What's on at The Little - Rainer Werner Fassbinder
A superb, deceptively simple tale of the doomed love affair between an ageing cleaner and a young Moroccan immigrant, which exposes the racial prejudice and moral hypocrisy at the heart of West German society. Inspired by Douglas Sirk’s 'All That Heaven Allows', and drawing on the conventions of 1950s Hollywood melodrama, Fassbinder uses dramatic and visual excess to push everyday events to extremes, achieving a degree of political and psychological truth not accessible through mere social realism.

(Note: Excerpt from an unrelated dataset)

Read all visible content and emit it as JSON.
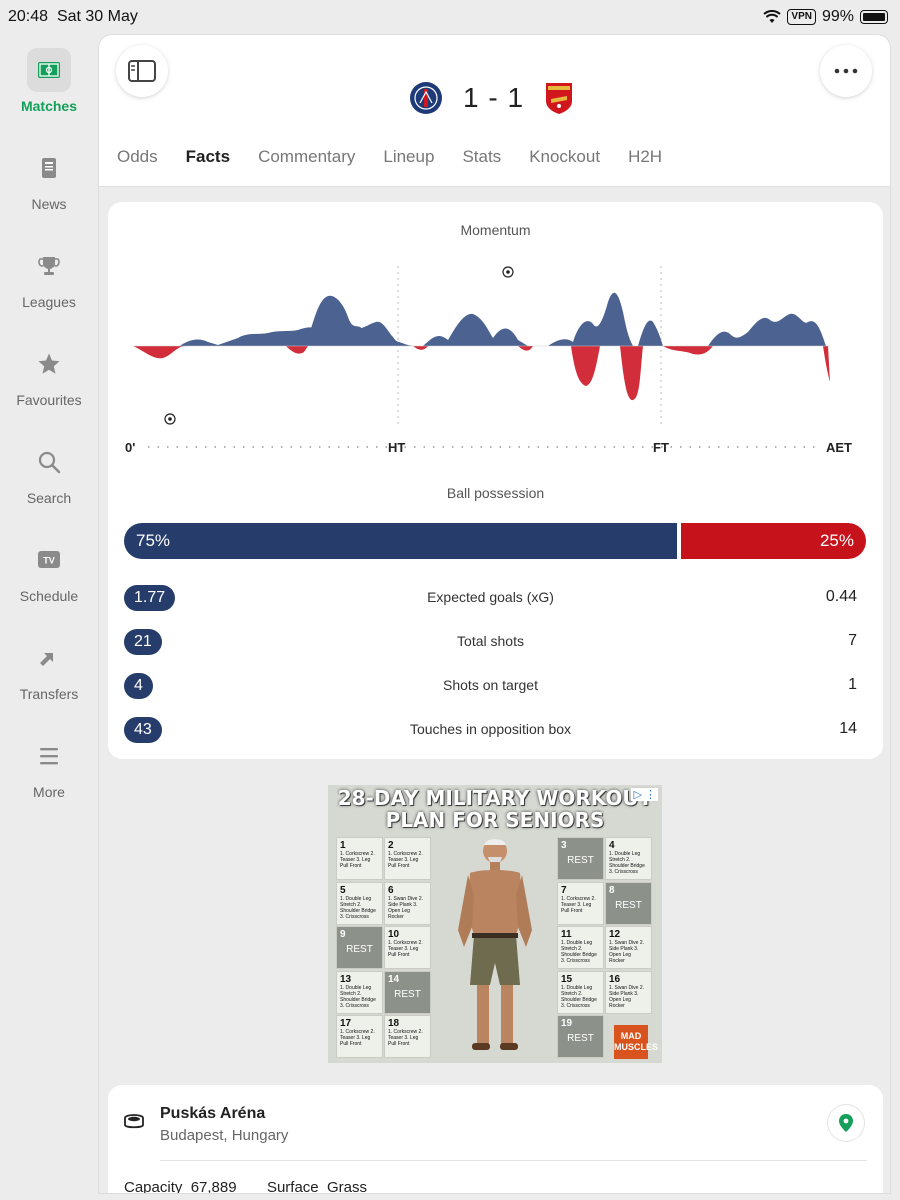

A bitter young girl brings her emotionally estranged parents together at their country house for a weekend full of shocking revelations. Artfully shot, with a nosy, circling camera often revealing as much as Fassbinder’s script, 'Chinese Roulette' is a vicious indictment of victimhood, martyrdom and the games people will play in order to destroy one other.

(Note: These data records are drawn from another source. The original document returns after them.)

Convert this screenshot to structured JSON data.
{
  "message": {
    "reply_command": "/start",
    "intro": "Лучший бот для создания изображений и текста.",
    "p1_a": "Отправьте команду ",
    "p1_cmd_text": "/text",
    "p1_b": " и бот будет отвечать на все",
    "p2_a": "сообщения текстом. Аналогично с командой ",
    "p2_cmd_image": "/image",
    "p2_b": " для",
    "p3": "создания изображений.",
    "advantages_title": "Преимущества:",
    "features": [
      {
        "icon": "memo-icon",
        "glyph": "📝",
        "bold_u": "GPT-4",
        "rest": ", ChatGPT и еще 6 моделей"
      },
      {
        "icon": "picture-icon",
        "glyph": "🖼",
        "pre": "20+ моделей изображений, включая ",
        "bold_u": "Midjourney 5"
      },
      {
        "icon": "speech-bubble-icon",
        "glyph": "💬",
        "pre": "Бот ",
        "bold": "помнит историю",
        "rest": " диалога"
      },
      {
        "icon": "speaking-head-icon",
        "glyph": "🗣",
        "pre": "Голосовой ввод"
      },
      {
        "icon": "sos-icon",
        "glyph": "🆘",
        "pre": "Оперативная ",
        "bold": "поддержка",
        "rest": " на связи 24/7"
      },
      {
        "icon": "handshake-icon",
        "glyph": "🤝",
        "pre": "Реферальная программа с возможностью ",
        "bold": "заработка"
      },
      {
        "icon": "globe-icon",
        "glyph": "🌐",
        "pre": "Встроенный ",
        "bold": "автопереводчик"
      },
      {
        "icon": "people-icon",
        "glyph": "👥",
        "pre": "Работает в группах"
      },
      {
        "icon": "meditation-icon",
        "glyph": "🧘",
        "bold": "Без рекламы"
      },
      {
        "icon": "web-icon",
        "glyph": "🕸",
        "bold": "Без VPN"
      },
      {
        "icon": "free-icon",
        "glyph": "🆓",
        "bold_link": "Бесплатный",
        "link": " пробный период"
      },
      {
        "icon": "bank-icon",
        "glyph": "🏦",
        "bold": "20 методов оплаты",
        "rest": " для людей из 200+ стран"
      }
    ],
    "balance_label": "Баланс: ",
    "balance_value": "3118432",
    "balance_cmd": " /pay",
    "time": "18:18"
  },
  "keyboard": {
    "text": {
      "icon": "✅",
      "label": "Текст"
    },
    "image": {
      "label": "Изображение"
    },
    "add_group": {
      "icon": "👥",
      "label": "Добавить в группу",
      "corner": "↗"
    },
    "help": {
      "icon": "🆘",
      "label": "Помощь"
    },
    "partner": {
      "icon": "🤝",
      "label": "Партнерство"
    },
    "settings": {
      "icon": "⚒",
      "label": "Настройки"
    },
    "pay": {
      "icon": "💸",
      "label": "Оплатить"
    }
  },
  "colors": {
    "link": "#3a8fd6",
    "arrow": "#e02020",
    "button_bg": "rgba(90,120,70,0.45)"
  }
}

After winning the lottery, a naive working-class carnival entertainer (Fassbinder in one of his most raw and astonishing performances) embarks down a tragic path as he searches for love and social betterment within an avaricious bourgeois clique of Munich’s gay community. The final scene of this biting social commentary is perhaps the most shocking in all of Fassbinder’s films.
In Fassbinder’s most popular international success, Maria, an impoverished young German war widow (a radiant Hanna Shygulla) takes up with an American soldier, only for her lost husband to unexpectedly return with devastating consequences. Determined to rebuild her life, Maria’s journey to the top is a searing indictment of post-war Germany’s ‘economic miracle’.